--- EXCERPTED DATA ---
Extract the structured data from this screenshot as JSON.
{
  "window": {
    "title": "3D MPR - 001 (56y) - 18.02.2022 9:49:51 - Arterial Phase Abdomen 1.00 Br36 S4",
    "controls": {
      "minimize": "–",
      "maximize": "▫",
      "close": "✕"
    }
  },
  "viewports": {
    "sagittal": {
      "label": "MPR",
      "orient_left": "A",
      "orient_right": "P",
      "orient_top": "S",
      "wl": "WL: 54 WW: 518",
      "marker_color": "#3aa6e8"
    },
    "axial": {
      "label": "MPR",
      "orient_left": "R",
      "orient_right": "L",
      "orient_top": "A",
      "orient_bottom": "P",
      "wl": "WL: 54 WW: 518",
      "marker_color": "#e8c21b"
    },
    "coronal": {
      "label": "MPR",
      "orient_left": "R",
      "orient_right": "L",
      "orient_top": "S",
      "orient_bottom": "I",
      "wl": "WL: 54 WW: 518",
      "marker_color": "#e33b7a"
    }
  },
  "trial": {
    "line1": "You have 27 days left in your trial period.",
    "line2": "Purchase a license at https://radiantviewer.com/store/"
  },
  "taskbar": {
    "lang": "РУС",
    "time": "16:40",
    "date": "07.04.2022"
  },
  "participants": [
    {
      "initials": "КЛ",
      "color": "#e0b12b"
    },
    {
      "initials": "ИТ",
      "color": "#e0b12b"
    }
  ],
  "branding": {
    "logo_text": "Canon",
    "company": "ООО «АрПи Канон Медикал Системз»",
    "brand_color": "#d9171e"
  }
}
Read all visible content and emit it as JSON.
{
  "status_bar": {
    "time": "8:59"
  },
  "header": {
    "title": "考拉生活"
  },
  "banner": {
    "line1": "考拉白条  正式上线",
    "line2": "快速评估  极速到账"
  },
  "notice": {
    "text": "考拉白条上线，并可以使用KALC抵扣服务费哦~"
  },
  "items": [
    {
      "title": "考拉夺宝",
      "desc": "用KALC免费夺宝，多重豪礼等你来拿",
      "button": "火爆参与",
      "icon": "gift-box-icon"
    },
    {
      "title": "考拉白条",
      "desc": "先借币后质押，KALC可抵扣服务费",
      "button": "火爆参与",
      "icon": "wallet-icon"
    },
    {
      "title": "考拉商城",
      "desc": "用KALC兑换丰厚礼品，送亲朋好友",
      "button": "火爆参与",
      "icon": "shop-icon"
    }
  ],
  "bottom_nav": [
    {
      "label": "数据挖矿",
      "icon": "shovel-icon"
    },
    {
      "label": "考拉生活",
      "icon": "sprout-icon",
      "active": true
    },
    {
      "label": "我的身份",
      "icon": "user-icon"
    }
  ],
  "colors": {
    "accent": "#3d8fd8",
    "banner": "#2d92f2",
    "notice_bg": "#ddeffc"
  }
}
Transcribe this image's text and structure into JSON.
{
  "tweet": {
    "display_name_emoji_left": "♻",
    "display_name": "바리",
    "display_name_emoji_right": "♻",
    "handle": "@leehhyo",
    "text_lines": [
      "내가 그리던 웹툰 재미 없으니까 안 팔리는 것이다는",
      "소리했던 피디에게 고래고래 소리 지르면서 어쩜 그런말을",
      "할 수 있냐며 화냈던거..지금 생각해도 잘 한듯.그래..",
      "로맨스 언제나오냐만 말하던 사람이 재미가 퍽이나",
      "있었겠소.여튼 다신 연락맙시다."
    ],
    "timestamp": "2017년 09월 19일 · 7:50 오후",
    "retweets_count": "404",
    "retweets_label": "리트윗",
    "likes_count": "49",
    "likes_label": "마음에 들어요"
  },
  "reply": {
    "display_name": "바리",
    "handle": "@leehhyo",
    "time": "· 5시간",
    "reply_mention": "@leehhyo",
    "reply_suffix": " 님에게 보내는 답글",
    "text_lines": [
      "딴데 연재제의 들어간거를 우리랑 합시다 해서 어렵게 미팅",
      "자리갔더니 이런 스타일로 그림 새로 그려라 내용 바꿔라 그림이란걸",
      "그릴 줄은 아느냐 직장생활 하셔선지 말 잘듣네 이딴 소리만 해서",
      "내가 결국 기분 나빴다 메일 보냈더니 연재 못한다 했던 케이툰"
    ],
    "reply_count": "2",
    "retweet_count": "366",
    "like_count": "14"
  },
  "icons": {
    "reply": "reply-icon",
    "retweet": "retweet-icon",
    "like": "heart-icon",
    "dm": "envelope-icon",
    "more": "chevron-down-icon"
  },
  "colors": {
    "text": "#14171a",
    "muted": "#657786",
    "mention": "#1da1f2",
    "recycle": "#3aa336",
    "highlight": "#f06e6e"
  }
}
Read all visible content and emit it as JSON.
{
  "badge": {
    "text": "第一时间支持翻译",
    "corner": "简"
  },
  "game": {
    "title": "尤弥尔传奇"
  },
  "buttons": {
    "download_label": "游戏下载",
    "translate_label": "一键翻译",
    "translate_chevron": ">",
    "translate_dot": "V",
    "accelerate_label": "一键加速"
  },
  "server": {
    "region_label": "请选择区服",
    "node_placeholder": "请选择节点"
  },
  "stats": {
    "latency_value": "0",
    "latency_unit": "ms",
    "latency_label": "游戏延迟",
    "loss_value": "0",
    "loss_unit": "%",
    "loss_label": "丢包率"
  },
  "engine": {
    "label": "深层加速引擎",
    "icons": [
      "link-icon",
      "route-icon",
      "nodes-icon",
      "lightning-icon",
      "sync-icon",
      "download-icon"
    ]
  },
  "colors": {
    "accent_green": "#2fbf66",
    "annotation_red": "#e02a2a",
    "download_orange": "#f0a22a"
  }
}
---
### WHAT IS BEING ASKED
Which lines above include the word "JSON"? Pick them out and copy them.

### FINAL ANSWER
Extract the structured data from this screenshot as JSON.
Read all visible content and emit it as JSON.
Transcribe this image's text and structure into JSON.
Read all visible content and emit it as JSON.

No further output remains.